To achieve column-free spans of 50 feet in the east-west direction and 61 feet in the north-south direction, Magnusson Klemencic designed massive steel girders that extend from the building's core to the corners; these girders collect all intermediate steel members.

This approach made the coordination of construction efforts even more complicated, says Riebock. "They're deep members, and they required a lot of mechanical/electrical coordination to install the building systems in that steel framing without interfering with the tenant ceiling heights," he says.

Deloitte & Touche mandated features such as a 10,000-sf fitness center (located on the 10th floor) and a 250-seat auditorium in the conference center.

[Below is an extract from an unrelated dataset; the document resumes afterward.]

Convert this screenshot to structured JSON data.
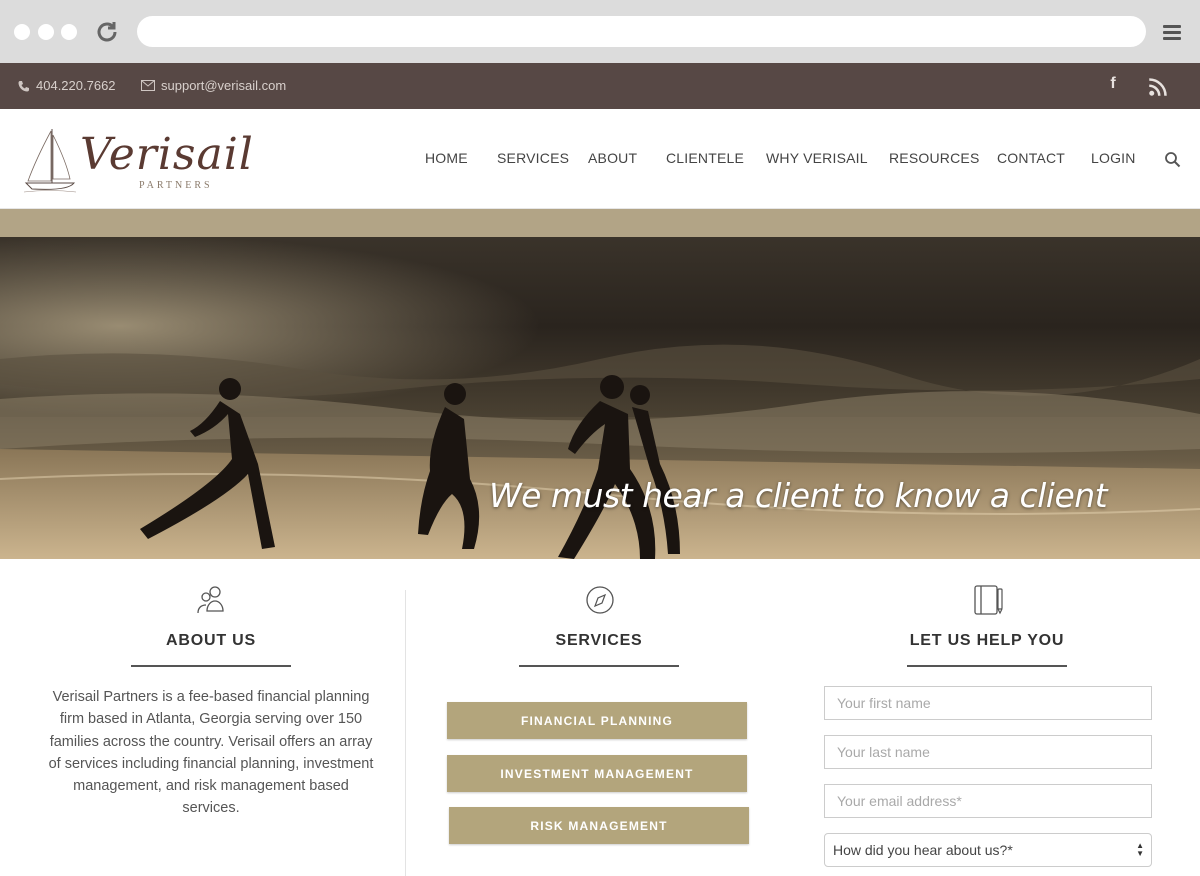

The accounting firm also received goodies like a direct network connection in the conference center and additional closed-circuit TVs and entry control points throughout the building.

"We gave Deloitte & Touche the ability to in-corporate into the base building any of their tenant improvement work that we could do less expensively," says Daniel B. Jenkins, principal with John Buck who managed the design and construction of 111 S. Wacker. "That's one of the advantages to being an anchor tenant."

The team shaved at least a month off the construction schedule by reusing existing caissons from a 20-story 1960s office tower that previously occupied the site.

"It was during the latter stages of design that we realized that we were able to reuse the caissons and the majority of the existing foundation walls," says Riebock. "We were able to save on grout retention systems, and we reduced construction time by not having to form and pour new foundation walls and set as many new caissons before we could erect steel."

Of the 84 existing caissons, 81 were found to be salvageable following extensive testing of the strength and bearing capacity of the foundation elements. Testing also showed that more than 125,000 cubic feet of concrete foundation walls could be re-used.

The existing foundation system had to be beefed up, as it was originally designed to support a 20-story structure, not a 53-story skyscraper. This involved installing 24 new caissons and 28 micro-piles and pouring a 10-foot-thick concrete mat to integrate the old and new foundation elements. Over an 11-hour span, 3,600 cubic yards of concrete were poured using three concrete pumps. Each pump emptied two trucks every five minutes. Trucks were staged a block away, and drivers were notified via radio of which pump to drive to.

"At the time, it was one of the largest continuous concrete pours in Chicago history," says Reibock.

For more on 111 S. Wacker, visit: www.bdcnetwork.com/article/CA6316268.html.